Your response should consist of the records, reproduced exactly.
Top of Data shown
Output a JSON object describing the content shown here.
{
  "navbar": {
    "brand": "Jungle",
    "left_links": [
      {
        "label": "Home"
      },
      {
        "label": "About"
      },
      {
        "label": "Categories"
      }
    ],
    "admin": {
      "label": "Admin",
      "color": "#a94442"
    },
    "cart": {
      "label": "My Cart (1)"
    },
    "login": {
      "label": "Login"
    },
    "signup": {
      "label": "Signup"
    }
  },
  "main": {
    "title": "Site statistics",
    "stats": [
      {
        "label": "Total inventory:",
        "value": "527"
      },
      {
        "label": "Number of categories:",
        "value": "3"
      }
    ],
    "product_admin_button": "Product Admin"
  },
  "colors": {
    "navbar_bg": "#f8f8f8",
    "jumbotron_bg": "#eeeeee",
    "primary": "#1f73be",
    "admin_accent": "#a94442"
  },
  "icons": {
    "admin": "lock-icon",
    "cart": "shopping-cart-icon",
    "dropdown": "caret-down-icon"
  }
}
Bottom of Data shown
**Result:**
Output a JSON object describing the content shown here.
{
  "navbar": {
    "brand": "Jungle",
    "left_links": [
      {
        "label": "Home"
      },
      {
        "label": "About"
      },
      {
        "label": "Categories"
      }
    ],
    "admin": {
      "label": "Admin",
      "color": "#a94442"
    },
    "cart": {
      "label": "My Cart (1)"
    },
    "login": {
      "label": "Login"
    },
    "signup": {
      "label": "Signup"
    }
  },
  "main": {
    "title": "Site statistics",
    "stats": [
      {
        "label": "Total inventory:",
        "value": "527"
      },
      {
        "label": "Number of categories:",
        "value": "3"
      }
    ],
    "product_admin_button": "Product Admin"
  },
  "colors": {
    "navbar_bg": "#f8f8f8",
    "jumbotron_bg": "#eeeeee",
    "primary": "#1f73be",
    "admin_accent": "#a94442"
  },
  "icons": {
    "admin": "lock-icon",
    "cart": "shopping-cart-icon",
    "dropdown": "caret-down-icon"
  }
}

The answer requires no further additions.